The longer you wait to terminate the cover crop, the greater the increase in biomass and the harder it will be for the residual product to reach the soil surface. However, an increase in biomass can result in greater weed suppression. Cereal rye, at lower rates, produced less biomass than at higher rates, but still interfered with the herbicide application, making the worst of both worlds. Wheat resulted in the best weed control across the two application timings. Other cover crops, such as hairy vetch or rape seed, had poor growth in the fall due to dry weather. Therefore, the control from hairy vetch was most likely from the Group 15 herbicide and not the cover crop. Termination timing, plus the Group 15 herbicide you select, may influence the success of your cover crop program.
Selecting The Proper Group 15 Herbicide for Cover Crops
Waterhemp residual control is very effective with Group 15 herbicides. However, like any residual herbicide, the product must reach the soil surface. Remember, the longer you wait to terminate the cover crop, the harder it is for the residual product to reach the soil surface because of the increased biomass. Products such as Warrant® contain an encapsulated acetochlor, making it very effective in high biomass scenarios. In the study below, the addition of Warrant to Roundup PowerMAX® provided the most constant level of control across the two application timings. Though terminating at 21 DAP made it more difficult for the herbicide to reach the soil surface, the increase in biomass still improved control. The key is that cover crops alone are not enough for season-long control and adding the proper residual product to your termination herbicide can help improve control.
In addition to reducing selection pressure on current, effective herbicide options, cover crops can suppress weeds due to the large amounts of biomass they produce. Like canopy coverage, biomass will shade the soil and reduce weed emergence. Termination timing of the cover crop plays a role in, and may influence, the success of your cover crop program. Adding the proper residual product to your termination herbicide can also help improve overall control.

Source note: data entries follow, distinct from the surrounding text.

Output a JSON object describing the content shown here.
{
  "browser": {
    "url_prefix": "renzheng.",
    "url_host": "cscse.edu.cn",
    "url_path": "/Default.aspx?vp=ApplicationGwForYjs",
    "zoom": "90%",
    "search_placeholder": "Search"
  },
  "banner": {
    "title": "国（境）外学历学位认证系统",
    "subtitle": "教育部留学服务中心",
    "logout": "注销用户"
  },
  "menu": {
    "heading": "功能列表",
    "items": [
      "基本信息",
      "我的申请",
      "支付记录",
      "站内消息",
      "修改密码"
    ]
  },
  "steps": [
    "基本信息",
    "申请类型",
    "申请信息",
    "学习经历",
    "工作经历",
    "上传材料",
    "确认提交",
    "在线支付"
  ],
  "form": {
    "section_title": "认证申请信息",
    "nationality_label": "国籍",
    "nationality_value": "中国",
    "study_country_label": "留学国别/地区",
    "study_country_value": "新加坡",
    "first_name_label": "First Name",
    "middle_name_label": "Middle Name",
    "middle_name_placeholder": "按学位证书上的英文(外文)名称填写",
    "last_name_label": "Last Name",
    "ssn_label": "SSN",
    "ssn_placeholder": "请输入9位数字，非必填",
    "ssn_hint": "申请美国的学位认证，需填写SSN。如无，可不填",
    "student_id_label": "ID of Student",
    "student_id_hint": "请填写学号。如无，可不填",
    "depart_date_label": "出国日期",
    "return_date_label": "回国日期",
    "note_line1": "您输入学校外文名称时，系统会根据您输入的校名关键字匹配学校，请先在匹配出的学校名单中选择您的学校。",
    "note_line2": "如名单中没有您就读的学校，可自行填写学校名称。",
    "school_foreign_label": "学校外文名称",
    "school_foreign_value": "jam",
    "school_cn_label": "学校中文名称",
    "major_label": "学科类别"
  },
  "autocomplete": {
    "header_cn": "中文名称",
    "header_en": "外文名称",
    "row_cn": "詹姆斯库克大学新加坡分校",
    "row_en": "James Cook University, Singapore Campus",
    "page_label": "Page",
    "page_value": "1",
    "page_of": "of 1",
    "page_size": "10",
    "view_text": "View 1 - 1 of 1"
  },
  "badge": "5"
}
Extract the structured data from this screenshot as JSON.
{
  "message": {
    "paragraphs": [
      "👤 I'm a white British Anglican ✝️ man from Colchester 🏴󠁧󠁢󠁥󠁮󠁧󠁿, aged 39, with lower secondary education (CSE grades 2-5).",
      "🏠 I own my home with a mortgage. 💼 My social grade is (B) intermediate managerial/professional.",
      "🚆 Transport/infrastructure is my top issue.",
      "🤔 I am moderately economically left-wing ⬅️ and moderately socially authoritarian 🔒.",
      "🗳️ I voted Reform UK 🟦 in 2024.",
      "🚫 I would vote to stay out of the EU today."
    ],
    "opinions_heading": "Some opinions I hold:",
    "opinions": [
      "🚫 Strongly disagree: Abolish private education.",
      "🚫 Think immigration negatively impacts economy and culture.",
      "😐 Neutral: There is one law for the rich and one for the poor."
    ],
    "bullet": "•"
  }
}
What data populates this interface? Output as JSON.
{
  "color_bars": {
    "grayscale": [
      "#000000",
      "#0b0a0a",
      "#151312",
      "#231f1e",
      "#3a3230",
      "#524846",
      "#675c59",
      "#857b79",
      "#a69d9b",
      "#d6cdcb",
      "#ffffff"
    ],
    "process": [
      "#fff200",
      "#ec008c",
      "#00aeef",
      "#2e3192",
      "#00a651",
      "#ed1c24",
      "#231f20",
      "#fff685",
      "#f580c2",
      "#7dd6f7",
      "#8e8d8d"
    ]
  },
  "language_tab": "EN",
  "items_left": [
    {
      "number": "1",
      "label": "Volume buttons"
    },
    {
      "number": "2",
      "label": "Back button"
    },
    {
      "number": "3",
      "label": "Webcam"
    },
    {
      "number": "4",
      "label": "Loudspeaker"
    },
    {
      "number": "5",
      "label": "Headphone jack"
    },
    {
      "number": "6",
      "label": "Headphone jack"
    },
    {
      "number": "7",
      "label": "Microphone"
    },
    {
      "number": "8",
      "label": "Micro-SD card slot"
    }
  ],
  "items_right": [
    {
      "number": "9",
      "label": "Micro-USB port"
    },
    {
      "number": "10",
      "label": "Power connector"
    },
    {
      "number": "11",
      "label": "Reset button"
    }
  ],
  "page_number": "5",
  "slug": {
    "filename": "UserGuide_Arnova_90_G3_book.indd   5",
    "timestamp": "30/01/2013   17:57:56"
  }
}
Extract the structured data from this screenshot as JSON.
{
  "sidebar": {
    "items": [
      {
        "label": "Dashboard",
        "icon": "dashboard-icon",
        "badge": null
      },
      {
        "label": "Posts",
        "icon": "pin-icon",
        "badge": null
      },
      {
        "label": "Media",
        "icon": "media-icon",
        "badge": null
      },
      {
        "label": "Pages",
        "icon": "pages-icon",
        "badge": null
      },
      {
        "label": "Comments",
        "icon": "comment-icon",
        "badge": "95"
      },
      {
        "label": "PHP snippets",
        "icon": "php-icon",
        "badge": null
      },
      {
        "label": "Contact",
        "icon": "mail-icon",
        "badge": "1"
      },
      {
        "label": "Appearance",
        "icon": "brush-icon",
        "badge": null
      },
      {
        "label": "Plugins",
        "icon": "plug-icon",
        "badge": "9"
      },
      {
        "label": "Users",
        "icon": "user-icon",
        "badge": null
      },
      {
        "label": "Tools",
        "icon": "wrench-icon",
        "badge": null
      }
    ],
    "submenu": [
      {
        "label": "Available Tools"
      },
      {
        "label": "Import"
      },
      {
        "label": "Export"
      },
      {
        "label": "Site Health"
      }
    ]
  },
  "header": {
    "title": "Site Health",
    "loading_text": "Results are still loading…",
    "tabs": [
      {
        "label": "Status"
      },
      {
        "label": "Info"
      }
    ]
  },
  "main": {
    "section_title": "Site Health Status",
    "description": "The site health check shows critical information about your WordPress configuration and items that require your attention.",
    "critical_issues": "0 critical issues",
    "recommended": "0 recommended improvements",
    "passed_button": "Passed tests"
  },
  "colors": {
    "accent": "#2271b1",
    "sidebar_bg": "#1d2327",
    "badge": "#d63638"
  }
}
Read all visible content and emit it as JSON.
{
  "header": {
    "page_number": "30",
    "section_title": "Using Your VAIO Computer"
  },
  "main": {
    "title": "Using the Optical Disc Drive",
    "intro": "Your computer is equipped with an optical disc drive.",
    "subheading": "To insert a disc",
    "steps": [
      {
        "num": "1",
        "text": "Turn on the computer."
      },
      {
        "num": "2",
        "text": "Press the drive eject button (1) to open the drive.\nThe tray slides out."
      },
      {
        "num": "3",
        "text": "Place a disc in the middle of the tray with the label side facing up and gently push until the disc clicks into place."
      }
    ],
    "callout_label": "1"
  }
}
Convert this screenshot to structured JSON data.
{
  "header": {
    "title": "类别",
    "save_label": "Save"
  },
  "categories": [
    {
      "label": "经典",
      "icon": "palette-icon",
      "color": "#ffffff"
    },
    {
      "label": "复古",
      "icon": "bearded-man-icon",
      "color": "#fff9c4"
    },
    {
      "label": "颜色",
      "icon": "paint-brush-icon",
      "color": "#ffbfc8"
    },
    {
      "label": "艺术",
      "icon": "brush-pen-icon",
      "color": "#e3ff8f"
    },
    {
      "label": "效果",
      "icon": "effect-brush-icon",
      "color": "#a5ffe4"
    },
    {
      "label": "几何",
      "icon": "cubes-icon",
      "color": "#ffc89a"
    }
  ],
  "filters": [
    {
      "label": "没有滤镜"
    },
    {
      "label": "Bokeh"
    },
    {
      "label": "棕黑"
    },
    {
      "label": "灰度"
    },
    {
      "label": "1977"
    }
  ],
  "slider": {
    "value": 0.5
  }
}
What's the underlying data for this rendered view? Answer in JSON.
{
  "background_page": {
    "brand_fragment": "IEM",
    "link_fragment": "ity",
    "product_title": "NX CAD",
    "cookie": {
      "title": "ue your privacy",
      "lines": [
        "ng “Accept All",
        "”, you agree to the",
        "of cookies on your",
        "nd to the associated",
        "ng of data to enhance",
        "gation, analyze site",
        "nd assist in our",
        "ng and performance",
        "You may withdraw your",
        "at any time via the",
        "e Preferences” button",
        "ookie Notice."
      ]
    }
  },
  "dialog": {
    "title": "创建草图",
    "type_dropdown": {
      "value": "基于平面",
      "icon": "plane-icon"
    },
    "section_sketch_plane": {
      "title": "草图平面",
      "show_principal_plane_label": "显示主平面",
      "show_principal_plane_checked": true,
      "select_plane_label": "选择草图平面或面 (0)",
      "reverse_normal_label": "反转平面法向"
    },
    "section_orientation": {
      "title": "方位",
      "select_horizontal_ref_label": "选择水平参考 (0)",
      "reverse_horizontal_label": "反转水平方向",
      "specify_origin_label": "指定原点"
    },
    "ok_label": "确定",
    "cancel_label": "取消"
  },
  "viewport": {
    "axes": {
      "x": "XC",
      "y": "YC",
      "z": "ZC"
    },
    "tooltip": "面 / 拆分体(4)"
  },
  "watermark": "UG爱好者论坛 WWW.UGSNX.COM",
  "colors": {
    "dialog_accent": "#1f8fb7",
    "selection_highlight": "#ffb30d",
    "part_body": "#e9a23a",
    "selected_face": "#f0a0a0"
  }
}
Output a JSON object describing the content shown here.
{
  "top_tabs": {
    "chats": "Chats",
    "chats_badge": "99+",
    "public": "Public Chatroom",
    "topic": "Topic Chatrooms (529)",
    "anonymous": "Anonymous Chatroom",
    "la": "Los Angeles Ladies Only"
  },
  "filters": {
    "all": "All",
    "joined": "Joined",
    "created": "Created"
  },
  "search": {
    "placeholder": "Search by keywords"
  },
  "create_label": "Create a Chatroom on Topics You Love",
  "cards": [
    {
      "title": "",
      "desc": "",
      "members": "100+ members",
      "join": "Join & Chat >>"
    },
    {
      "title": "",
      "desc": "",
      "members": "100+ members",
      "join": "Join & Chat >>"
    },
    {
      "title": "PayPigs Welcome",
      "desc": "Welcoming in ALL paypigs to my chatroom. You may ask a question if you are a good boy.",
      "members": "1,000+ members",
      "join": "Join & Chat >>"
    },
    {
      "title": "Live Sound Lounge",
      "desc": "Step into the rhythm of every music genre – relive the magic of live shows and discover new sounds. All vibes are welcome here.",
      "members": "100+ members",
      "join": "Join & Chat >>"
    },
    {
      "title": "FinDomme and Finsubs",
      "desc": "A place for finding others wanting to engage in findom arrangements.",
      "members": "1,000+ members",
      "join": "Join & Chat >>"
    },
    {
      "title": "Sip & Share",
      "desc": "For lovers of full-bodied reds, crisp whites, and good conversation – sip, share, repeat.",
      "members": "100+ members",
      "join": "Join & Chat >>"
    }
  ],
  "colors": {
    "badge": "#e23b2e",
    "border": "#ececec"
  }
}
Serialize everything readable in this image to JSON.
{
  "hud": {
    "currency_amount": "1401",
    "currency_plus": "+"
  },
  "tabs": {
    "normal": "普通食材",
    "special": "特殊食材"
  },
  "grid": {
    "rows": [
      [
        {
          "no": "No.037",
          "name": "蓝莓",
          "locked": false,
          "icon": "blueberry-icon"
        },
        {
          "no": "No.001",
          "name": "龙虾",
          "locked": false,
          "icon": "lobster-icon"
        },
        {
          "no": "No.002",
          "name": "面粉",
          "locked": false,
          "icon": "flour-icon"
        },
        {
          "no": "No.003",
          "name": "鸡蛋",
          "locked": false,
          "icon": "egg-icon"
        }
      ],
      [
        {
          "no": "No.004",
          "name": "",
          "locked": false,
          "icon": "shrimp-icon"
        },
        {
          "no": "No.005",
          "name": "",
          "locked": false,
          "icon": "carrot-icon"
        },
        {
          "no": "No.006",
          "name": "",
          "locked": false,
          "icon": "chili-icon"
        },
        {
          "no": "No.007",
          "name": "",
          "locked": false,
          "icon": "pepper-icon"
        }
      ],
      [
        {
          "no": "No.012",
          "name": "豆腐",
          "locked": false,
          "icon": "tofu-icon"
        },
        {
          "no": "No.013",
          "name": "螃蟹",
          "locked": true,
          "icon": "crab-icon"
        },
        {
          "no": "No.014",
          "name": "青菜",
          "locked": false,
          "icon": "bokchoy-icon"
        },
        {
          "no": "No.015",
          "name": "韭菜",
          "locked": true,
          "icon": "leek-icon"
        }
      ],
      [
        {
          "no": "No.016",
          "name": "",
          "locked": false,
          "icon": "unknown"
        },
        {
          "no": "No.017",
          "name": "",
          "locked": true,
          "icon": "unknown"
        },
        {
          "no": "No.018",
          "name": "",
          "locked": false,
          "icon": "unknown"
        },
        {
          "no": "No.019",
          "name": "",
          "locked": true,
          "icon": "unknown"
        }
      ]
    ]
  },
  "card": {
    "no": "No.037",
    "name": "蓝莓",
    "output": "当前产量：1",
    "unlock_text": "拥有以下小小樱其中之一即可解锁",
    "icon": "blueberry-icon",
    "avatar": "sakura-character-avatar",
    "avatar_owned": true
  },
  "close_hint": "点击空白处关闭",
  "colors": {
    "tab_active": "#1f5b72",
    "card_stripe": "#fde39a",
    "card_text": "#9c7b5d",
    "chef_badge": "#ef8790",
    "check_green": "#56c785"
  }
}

For more information contact your local Beck’s representative or click here to access Beck’s herbicide and weed management resources.
Beck's - Farmers At Heart® - revolutionized the customer seed buying experience by remaining true to a foundation built on faith, family, and farming. Founded in 1937, Beck's appreciates the farmers who have helped them become the largest family-owned retail seed company and the third largest seed brand in the United States. The Beck family is now in its fifth generation of family members who work in the business to honor God and help farmers succeed. The Beck family and team of employees help farmers achieve success from generation to generation through authentic customer experiences, product diversity, seed quality, and performance. With a home office located in Atlanta, Ind., Beck's serves farmers throughout the Midwest and Mid-South. For more information about Beck's Superior Hybrids, Inc., visit www.beckshybrids.com.